Deciding to Virtualize SQL
The primary factor when deciding to virtualize SQL is the expected volume of read/write access. The biggest bottleneck when virtualizing SQL is typically disk I/O. Consider virtualizing SQL for development and test environments, and implement physical SQL Server for production environments to provide the best performance.
That said, the performance of virtualized SQL server has steadily improved and virtualization of SQL is becoming more common. If you decide to create a virtualize SQL cluster use SQL server 2012, Windows 2012 with Hyper-V and SCVMM for the greatest possible success and performance. Virtualizing SQL can allow for the easier transition to private or public cloud services like Azure when considering DR plans. To ensure a successful implementation do not overlook the details and follow configuration best practices.
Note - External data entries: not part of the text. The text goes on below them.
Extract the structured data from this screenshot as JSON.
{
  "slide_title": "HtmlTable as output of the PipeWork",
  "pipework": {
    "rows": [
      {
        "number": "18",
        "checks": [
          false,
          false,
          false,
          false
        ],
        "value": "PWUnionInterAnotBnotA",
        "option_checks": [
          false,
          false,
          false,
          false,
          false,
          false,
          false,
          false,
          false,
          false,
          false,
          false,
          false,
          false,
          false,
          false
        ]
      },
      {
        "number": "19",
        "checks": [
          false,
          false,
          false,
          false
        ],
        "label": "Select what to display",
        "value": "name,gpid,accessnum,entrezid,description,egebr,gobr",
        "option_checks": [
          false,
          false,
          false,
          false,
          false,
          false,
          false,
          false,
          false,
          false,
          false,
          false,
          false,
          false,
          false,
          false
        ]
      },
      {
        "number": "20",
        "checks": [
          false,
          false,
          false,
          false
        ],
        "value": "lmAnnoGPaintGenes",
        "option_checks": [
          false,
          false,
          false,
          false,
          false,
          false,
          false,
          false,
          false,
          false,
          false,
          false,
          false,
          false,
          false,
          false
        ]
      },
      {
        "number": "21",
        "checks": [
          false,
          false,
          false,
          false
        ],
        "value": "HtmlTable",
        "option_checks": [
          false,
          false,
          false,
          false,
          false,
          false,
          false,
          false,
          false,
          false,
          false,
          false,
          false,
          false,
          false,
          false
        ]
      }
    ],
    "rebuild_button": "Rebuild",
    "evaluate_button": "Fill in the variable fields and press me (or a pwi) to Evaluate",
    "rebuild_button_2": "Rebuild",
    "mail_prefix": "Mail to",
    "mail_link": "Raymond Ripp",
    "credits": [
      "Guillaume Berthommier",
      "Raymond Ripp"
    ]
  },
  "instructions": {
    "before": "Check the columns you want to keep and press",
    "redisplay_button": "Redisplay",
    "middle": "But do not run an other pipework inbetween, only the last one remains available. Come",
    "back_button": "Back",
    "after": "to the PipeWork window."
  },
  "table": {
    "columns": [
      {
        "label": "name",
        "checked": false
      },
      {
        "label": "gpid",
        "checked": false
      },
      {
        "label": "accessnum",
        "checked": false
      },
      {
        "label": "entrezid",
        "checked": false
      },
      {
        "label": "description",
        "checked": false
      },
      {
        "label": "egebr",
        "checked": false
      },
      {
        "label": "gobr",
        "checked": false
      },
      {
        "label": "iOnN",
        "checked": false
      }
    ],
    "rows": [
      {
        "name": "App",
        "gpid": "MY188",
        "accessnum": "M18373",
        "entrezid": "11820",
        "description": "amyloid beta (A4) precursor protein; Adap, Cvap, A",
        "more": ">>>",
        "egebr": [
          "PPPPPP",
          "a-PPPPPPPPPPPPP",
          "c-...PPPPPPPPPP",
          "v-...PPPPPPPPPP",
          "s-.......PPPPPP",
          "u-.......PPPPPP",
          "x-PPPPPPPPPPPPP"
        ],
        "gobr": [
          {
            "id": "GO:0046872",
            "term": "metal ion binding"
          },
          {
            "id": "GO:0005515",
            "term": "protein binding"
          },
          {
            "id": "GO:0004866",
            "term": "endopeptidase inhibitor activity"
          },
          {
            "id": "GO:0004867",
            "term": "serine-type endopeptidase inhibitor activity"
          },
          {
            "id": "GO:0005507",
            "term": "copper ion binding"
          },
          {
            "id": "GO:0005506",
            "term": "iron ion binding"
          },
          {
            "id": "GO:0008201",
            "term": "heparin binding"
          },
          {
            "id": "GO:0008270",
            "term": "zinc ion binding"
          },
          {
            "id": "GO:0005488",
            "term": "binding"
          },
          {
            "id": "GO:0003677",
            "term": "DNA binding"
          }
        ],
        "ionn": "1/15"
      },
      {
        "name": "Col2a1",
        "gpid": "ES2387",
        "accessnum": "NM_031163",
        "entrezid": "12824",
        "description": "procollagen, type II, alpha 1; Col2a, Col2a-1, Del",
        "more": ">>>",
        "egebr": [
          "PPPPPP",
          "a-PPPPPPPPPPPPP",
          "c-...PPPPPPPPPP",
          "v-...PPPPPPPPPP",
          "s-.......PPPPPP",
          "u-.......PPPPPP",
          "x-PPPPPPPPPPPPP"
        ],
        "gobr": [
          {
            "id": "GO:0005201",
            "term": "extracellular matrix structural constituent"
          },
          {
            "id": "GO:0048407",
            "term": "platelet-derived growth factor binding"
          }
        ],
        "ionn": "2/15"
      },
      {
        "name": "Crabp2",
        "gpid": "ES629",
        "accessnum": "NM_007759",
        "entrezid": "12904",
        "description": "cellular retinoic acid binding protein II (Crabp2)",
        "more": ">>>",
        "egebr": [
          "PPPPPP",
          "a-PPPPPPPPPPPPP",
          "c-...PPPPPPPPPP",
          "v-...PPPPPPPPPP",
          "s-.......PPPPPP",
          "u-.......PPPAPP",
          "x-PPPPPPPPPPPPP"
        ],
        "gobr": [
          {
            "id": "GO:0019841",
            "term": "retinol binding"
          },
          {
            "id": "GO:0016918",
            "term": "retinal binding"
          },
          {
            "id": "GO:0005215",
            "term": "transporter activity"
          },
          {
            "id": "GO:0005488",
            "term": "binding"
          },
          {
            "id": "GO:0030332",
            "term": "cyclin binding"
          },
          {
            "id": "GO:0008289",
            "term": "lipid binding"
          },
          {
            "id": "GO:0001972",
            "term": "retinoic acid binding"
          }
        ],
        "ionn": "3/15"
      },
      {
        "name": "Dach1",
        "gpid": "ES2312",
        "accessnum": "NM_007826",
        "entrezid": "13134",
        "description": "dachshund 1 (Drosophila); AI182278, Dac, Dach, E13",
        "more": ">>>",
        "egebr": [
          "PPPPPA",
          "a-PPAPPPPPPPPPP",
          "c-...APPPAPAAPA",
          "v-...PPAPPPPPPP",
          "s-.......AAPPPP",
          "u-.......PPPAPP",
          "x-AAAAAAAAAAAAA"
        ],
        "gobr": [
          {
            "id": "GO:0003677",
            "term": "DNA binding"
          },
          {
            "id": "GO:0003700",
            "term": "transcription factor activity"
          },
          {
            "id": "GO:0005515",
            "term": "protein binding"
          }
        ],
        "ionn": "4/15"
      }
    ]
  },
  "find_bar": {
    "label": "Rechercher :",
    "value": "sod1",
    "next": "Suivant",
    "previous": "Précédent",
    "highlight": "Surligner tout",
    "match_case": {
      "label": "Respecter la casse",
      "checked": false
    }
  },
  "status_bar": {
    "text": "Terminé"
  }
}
To use SQL for Microsoft Dynamics CRM in Azure, you must have SQL Server running on a virtual machine. Currently CRM and Azure do not support running the CRM databases in Azure SQL Services. In addition, you can easily create multiple server environments or multitenant servers to have a development, UAT/testing, and production environments.
Best Practices when Virtualizing SQL
Here are some of the best practices when virtualizing SQL:
- Use a dedicated storage device utilizing iSCSI, SAS or Fiber
- Volumes should be spread across as many spindles as possible
- Limit the number of disks which share a volume
- Make sure to group similar disk operations together on the same spindles to avoid mixed I/O operations.
- Use fixed sized virtual disks as they provide better performance than dynamics disks. Dynamic disks are great for space savings, but have lower performance.
- Do not use virtual IDE disks for data and log storage; always use virtual SCSI disks for such storage.
- For CPU and memory start by basing your calculation off those you would make for a physical SQL server then add some for overhead. Stick to a 1:1 core relationship to vCPU.